=== Section Start ===

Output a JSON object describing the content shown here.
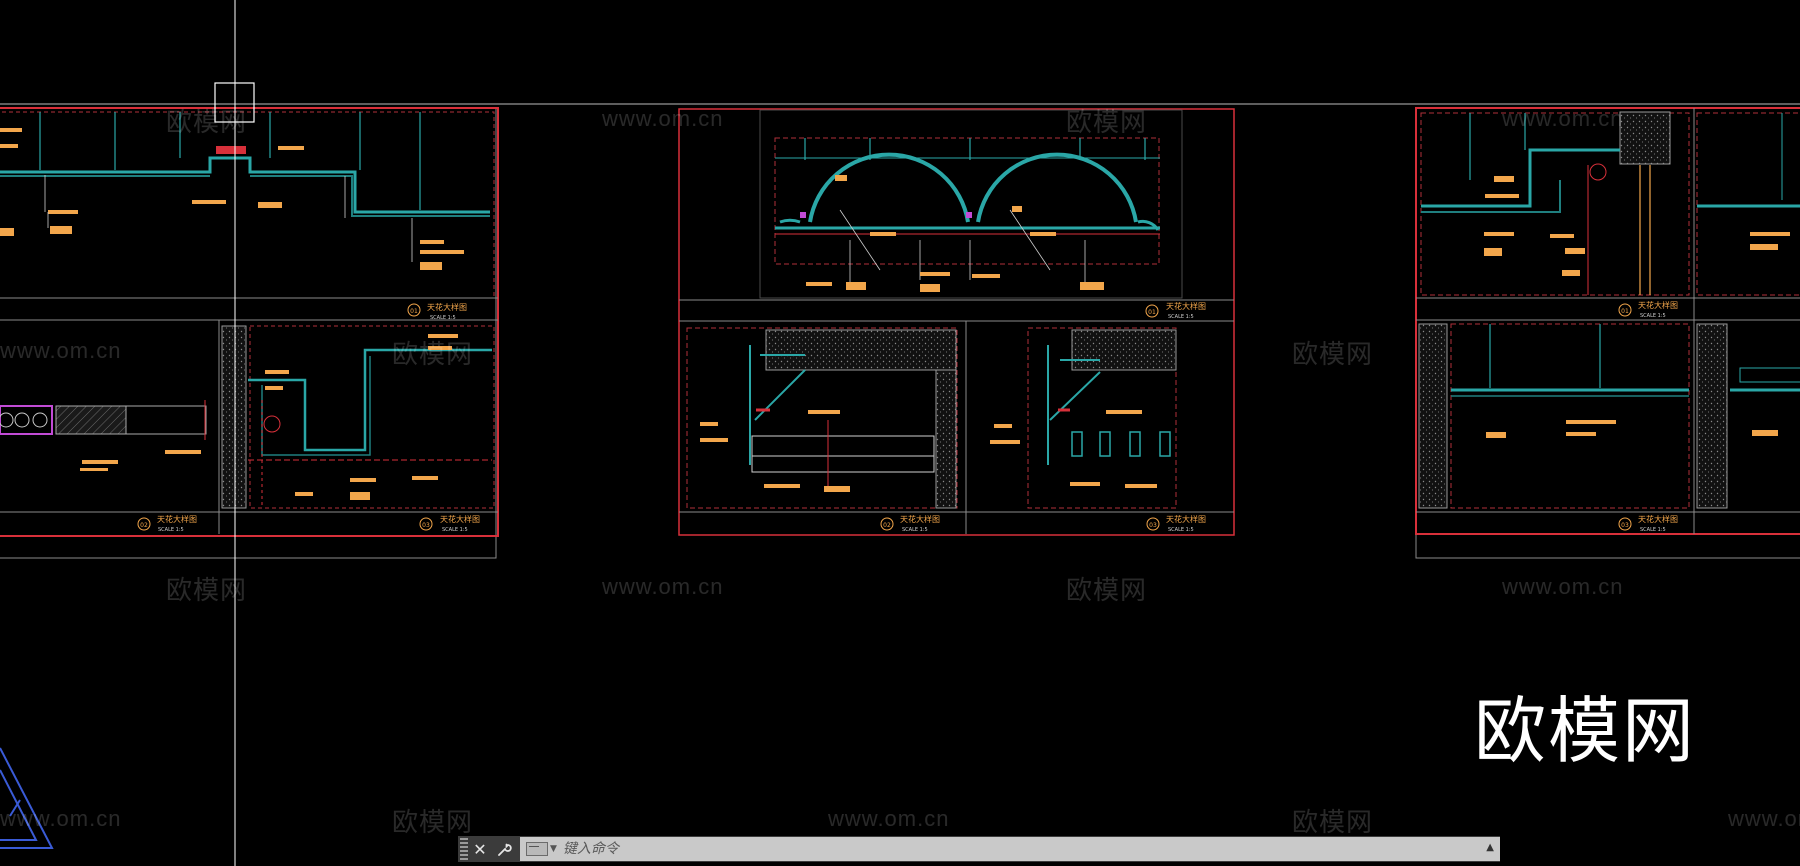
{
  "app": {
    "type": "CAD drawing workspace",
    "colors": {
      "background": "#000000",
      "frame_red": "#d8303a",
      "frame_gray": "#9a9a9a",
      "line_cyan": "#2aa7a7",
      "label_orange": "#f2a64b",
      "crosshair": "#ffffff",
      "magenta": "#c24bd6"
    }
  },
  "watermarks": {
    "brand_small": "欧模网",
    "url": "www.om.cn",
    "brand_large": "欧模网"
  },
  "sheets": [
    {
      "id": "sheet-left",
      "details": [
        {
          "number": "01",
          "title": "天花大样图",
          "scale": "SCALE 1:5"
        },
        {
          "number": "02",
          "title": "天花大样图",
          "scale": "SCALE 1:5"
        },
        {
          "number": "03",
          "title": "天花大样图",
          "scale": "SCALE 1:5"
        }
      ]
    },
    {
      "id": "sheet-middle",
      "details": [
        {
          "number": "01",
          "title": "天花大样图",
          "scale": "SCALE 1:5"
        },
        {
          "number": "02",
          "title": "天花大样图",
          "scale": "SCALE 1:5"
        },
        {
          "number": "03",
          "title": "天花大样图",
          "scale": "SCALE 1:5"
        }
      ]
    },
    {
      "id": "sheet-right",
      "details": [
        {
          "number": "01",
          "title": "天花大样图",
          "scale": "SCALE 1:5"
        },
        {
          "number": "03",
          "title": "天花大样图",
          "scale": "SCALE 1:5"
        }
      ]
    }
  ],
  "command_line": {
    "close_icon": "close-icon",
    "customize_icon": "wrench-icon",
    "prompt_icon": "command-prompt-icon",
    "placeholder": "键入命令",
    "history_icon": "caret-up-icon"
  }
}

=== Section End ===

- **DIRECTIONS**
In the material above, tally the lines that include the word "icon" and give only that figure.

- **RESPONSE BELOW**
4